> [Problem] Please copy out the lines in the entries that contain "circunstancias".

> [Data]
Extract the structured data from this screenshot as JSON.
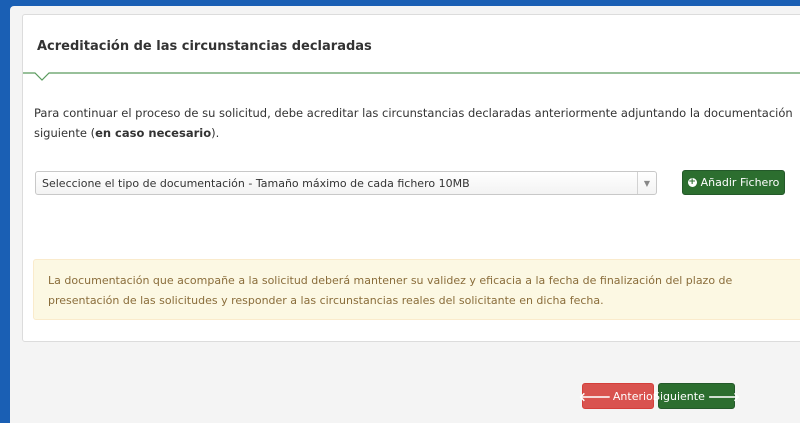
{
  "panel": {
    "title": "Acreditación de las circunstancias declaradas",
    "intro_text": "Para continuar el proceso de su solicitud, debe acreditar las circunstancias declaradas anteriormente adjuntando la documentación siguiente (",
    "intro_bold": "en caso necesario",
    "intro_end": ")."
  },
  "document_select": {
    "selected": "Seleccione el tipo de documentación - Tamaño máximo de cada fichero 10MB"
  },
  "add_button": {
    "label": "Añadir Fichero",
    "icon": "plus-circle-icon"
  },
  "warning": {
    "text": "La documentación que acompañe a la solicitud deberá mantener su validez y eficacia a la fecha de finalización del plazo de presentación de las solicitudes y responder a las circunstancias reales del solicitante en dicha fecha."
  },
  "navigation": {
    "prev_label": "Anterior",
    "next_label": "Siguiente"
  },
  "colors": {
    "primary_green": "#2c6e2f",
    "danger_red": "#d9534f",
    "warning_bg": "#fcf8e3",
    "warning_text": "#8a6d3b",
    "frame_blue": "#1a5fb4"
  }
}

> [Solved exercise]
    "title": "Acreditación de las circunstancias declaradas",
    "intro_text": "Para continuar el proceso de su solicitud, debe acreditar las circunstancias declaradas anteriormente adjuntando la documentación siguiente (",
    "text": "La documentación que acompañe a la solicitud deberá mantener su validez y eficacia a la fecha de finalización del plazo de presentación de las solicitudes y responder a las circunstancias reales del solicitante en dicha fecha."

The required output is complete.